According to the NFPA in 2010 there were some 184,500 vehicle fires leading to some 285 deaths and 1440 injuries or one fire per 1,312 registered vehicles which is much worse then Tesla with a record so far of 1 in 20,000. However to your point that the Tesla Model S is a new vehicle and has not accumulated nearly as many miles on average then the overall US average, based on the number of miles driven Tesla does not fare as well. Tesla has a fleet total mileage to date of about 13 million miles and the NFPA stat works out to about 1 fire in 17 million miles driven for 2010. However one should note that the Chevy Volt with a LIB on board has a total fleet mileage of over 300,000,000 miles and no fires that I am aware of. This is much better then the ICE average and would suggest that LIB's at least in their early life in EVs are quite safe.
It appears that the 13 million miles for Tesla is an old number and the Design News article reports a current number of 83 million miles driven which would make the occurrence rate for fires in the Tesla Model S much less then the ICE average in 2010.
There are so many failures modes a combustion engine car would catch fire as well. At least from what I have witnessed so many times on the side of the road. So let's not jump the gun too quick on this event. No doubt this new technology needs to be made equally safe to all road hazards like this metal object that impacted the bottom. I am sure there are reasonnable qualification requirements to be met by all manufacturers in order to get a car certification, includingTesla. Let's see what will the final report reveal.
Yes, but EV manufacturers benefit from the previous century of experience with automobiles and do not start from scratch as did ICE manufacturers. I expect that to be an advantage for EV manufacturers, particularly for safety issues.
Over 40+ years of driving I can recall seeing quite a few vehicle fires, but, of these, the most common are associated with semi-trailer rear axles. These are caused by brake failures (dragging shoes, broken air lines, etc.) igniting the bearing grease then, in some cases, the tires and, in turn, the trailer and its load. Should be go chicken little over semi trailer brakes?
The problems with lthium-ion batteries can be fixed, just as the problems with gas tank fires in early gas powered vehicles were fixed.

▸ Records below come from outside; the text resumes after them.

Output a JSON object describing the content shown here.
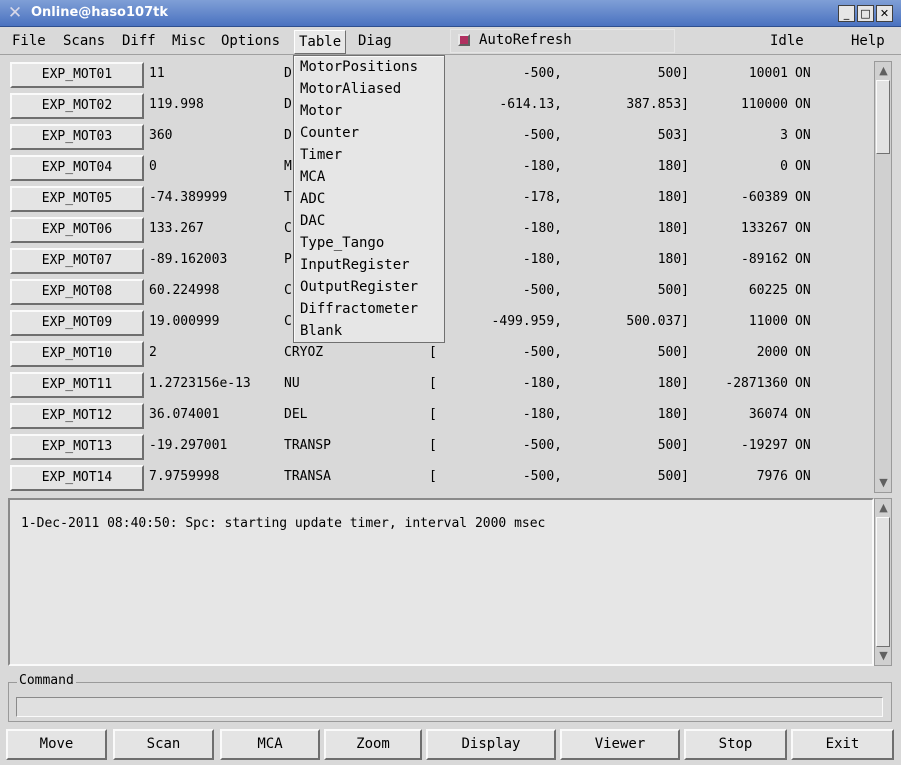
{
  "window": {
    "title": "Online@haso107tk",
    "app_icon": "x-cross-icon",
    "controls": {
      "minimize": "_",
      "maximize": "□",
      "close": "✕"
    }
  },
  "menubar": {
    "items": [
      "File",
      "Scans",
      "Diff",
      "Misc",
      "Options",
      "Table",
      "Diag"
    ],
    "active": "Table",
    "autorefresh_label": "AutoRefresh",
    "autorefresh_checked": true,
    "status": "Idle",
    "help": "Help",
    "colors": {
      "checkbox": "#b03060",
      "titlebar": "#4a72c0"
    }
  },
  "table_menu": {
    "items": [
      "MotorPositions",
      "MotorAliased",
      "Motor",
      "Counter",
      "Timer",
      "MCA",
      "ADC",
      "DAC",
      "Type_Tango",
      "InputRegister",
      "OutputRegister",
      "Diffractometer",
      "Blank"
    ]
  },
  "motors": [
    {
      "name": "EXP_MOT01",
      "position": "11",
      "alias": "D",
      "bracket": "",
      "min": "-500,",
      "max": "500]",
      "steps": "10001",
      "state": "ON"
    },
    {
      "name": "EXP_MOT02",
      "position": "119.998",
      "alias": "D",
      "bracket": "",
      "min": "-614.13,",
      "max": "387.853]",
      "steps": "110000",
      "state": "ON"
    },
    {
      "name": "EXP_MOT03",
      "position": "360",
      "alias": "D",
      "bracket": "",
      "min": "-500,",
      "max": "503]",
      "steps": "3",
      "state": "ON"
    },
    {
      "name": "EXP_MOT04",
      "position": "0",
      "alias": "M",
      "bracket": "",
      "min": "-180,",
      "max": "180]",
      "steps": "0",
      "state": "ON"
    },
    {
      "name": "EXP_MOT05",
      "position": "-74.389999",
      "alias": "T",
      "bracket": "",
      "min": "-178,",
      "max": "180]",
      "steps": "-60389",
      "state": "ON"
    },
    {
      "name": "EXP_MOT06",
      "position": "133.267",
      "alias": "C",
      "bracket": "",
      "min": "-180,",
      "max": "180]",
      "steps": "133267",
      "state": "ON"
    },
    {
      "name": "EXP_MOT07",
      "position": "-89.162003",
      "alias": "P",
      "bracket": "",
      "min": "-180,",
      "max": "180]",
      "steps": "-89162",
      "state": "ON"
    },
    {
      "name": "EXP_MOT08",
      "position": "60.224998",
      "alias": "C",
      "bracket": "",
      "min": "-500,",
      "max": "500]",
      "steps": "60225",
      "state": "ON"
    },
    {
      "name": "EXP_MOT09",
      "position": "19.000999",
      "alias": "C",
      "bracket": "",
      "min": "-499.959,",
      "max": "500.037]",
      "steps": "11000",
      "state": "ON"
    },
    {
      "name": "EXP_MOT10",
      "position": "2",
      "alias": "CRYOZ",
      "bracket": "[",
      "min": "-500,",
      "max": "500]",
      "steps": "2000",
      "state": "ON"
    },
    {
      "name": "EXP_MOT11",
      "position": "1.2723156e-13",
      "alias": "NU",
      "bracket": "[",
      "min": "-180,",
      "max": "180]",
      "steps": "-2871360",
      "state": "ON"
    },
    {
      "name": "EXP_MOT12",
      "position": "36.074001",
      "alias": "DEL",
      "bracket": "[",
      "min": "-180,",
      "max": "180]",
      "steps": "36074",
      "state": "ON"
    },
    {
      "name": "EXP_MOT13",
      "position": "-19.297001",
      "alias": "TRANSP",
      "bracket": "[",
      "min": "-500,",
      "max": "500]",
      "steps": "-19297",
      "state": "ON"
    },
    {
      "name": "EXP_MOT14",
      "position": "7.9759998",
      "alias": "TRANSA",
      "bracket": "[",
      "min": "-500,",
      "max": "500]",
      "steps": "7976",
      "state": "ON"
    }
  ],
  "log": {
    "line": "1-Dec-2011 08:40:50: Spc: starting update timer, interval 2000 msec"
  },
  "command": {
    "label": "Command",
    "value": ""
  },
  "buttons": [
    "Move",
    "Scan",
    "MCA",
    "Zoom",
    "Display",
    "Viewer",
    "Stop",
    "Exit"
  ]
}
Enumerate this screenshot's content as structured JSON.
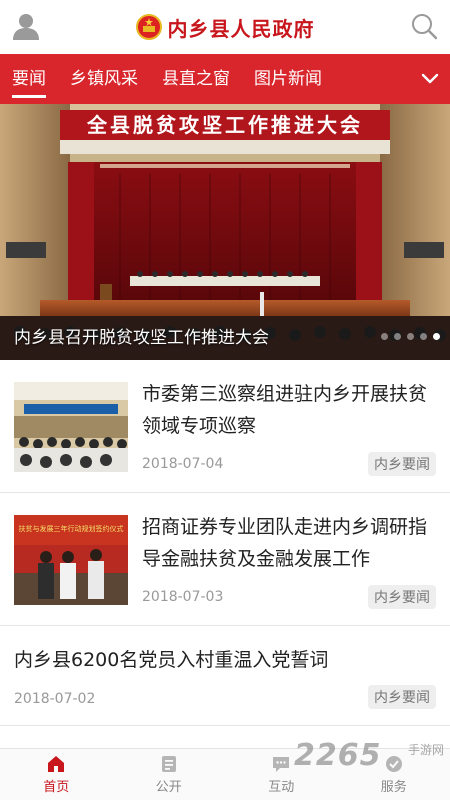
{
  "header": {
    "title": "内乡县人民政府",
    "avatar_icon": "user-icon",
    "emblem_icon": "national-emblem-icon",
    "search_icon": "search-icon"
  },
  "tabs": [
    {
      "label": "要闻",
      "active": true
    },
    {
      "label": "乡镇风采",
      "active": false
    },
    {
      "label": "县直之窗",
      "active": false
    },
    {
      "label": "图片新闻",
      "active": false
    }
  ],
  "hero": {
    "banner_text": "全县脱贫攻坚工作推进大会",
    "caption": "内乡县召开脱贫攻坚工作推进大会"
  },
  "news": [
    {
      "title": "市委第三巡察组进驻内乡开展扶贫领域专项巡察",
      "date": "2018-07-04",
      "tag": "内乡要闻"
    },
    {
      "title": "招商证券专业团队走进内乡调研指导金融扶贫及金融发展工作",
      "date": "2018-07-03",
      "tag": "内乡要闻",
      "thumb_banner": "扶贫与发展三年行动规划签约仪式"
    },
    {
      "title": "内乡县6200名党员入村重温入党誓词",
      "date": "2018-07-02",
      "tag": "内乡要闻"
    }
  ],
  "bottom_nav": [
    {
      "label": "首页",
      "icon": "home-icon",
      "active": true
    },
    {
      "label": "公开",
      "icon": "document-icon",
      "active": false
    },
    {
      "label": "互动",
      "icon": "chat-icon",
      "active": false
    },
    {
      "label": "服务",
      "icon": "service-icon",
      "active": false
    }
  ],
  "watermark": {
    "brand": "2265",
    "sub": "手游网"
  },
  "colors": {
    "accent": "#c8161d",
    "tab_bar": "#d8262c"
  }
}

Yes, they happen, but they are rare and the causes are readily traced.
The primary issue is a lot of energy in a small space - gas tank, battery, nuclear power plants, coal piles. Do something wrong and it will burn/go critical/whatever.
We can't be sure NOTHING will go wrong - all we can do is reduce the likelyhood to an acceptable level commensurate with the potential damage from the fire - a fuel tank fire has to be isolated from the passengers long enough for them to exit the vehicle. I would say the Tesla design, at this stage, is adequate to protect the passengers. On the other hand, 4" of armor plate around the battery would protect the battery but it would make the product useless for its intended purpose. What's 'good enough?'
all we can do is reduce the likelyhood to an acceptable level commensurate with the potential damage from the fire - a fuel tank fire has to be isolated from the passengers long enough for them to exit the vehicle. I would say the Tesla design, at this stage, is adequate to protect the passengers.
What are the engineering and design challenges in creating successful IoT devices? These devices are usually small, resource-constrained electronics designed to sense, collect, send, and/or interpret data. Some of the devices need to be smart enough to act upon data in real time, 24/7. Are the design challenges the same as with embedded systems, but with a little developer- and IT-skills added in? What do engineers need to know? Rick Merritt talks with two experts about the tools and best options for designing IoT devices in 2016. Specifically the guests will discuss sensors, security, and lessons from IoT deployments.